## Problem
Throughout the material below, how many lines include the string "think"? Reply with only the number.

## Task input
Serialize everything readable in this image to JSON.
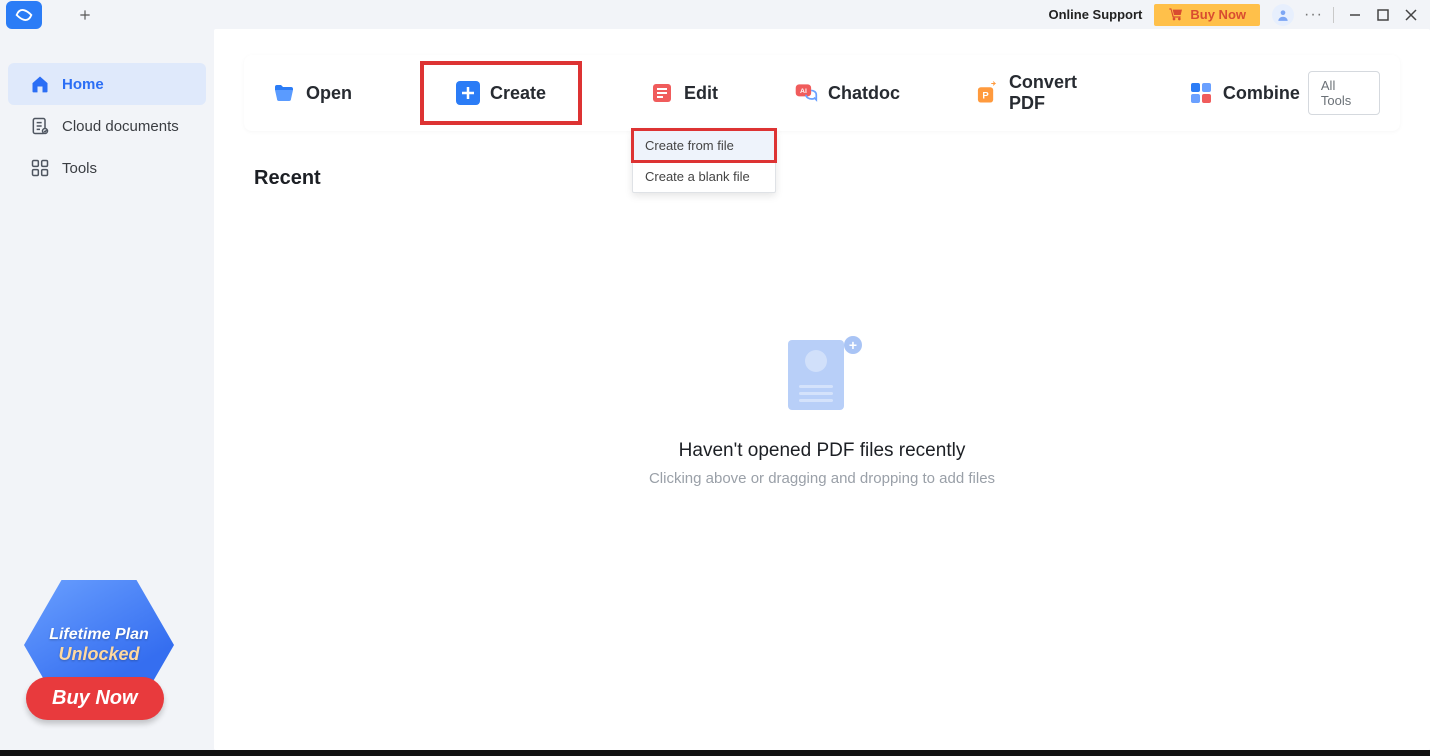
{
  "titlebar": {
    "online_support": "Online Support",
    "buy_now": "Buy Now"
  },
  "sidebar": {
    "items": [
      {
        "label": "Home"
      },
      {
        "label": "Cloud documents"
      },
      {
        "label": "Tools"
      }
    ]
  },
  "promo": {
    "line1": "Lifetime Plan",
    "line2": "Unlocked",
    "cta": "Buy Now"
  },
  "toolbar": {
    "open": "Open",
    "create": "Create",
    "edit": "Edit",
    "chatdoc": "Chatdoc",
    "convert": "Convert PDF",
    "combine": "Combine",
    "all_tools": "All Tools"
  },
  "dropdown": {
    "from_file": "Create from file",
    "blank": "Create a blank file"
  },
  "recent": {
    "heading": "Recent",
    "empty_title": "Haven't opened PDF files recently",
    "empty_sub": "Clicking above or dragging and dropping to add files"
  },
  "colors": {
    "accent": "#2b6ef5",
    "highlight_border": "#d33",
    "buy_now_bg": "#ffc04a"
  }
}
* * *
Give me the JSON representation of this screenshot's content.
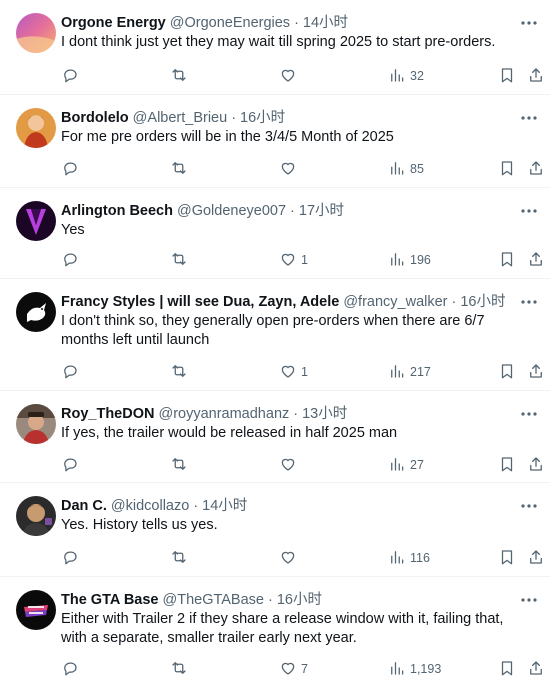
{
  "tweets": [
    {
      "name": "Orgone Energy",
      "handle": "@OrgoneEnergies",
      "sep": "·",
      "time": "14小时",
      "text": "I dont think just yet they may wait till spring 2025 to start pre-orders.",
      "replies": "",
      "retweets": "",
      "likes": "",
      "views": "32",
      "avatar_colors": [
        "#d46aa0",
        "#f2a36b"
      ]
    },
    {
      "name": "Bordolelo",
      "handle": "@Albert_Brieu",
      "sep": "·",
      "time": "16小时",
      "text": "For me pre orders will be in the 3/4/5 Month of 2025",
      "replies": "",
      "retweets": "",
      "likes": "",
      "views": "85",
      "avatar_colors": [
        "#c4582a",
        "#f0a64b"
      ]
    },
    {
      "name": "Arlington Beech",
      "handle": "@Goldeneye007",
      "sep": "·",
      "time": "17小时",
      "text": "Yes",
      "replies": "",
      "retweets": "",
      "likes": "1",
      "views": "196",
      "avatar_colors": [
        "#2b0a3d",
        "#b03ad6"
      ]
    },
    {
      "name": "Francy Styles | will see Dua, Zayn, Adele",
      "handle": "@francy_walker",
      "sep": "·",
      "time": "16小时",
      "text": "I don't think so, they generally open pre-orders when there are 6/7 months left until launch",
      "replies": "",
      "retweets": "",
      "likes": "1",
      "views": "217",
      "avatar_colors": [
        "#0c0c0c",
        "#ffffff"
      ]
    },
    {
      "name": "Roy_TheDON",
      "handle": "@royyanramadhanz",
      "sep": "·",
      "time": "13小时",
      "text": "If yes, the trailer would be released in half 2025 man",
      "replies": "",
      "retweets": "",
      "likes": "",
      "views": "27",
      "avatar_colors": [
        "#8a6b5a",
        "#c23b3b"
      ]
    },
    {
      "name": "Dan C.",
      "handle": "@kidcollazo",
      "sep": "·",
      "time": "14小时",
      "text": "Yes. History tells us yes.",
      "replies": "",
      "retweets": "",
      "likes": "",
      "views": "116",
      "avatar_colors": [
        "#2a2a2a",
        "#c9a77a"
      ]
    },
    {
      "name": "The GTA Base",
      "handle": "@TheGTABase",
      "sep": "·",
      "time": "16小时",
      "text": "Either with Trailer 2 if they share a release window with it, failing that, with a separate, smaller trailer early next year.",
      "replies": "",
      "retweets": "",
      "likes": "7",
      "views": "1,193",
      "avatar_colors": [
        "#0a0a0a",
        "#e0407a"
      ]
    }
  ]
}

## Exercise answer
2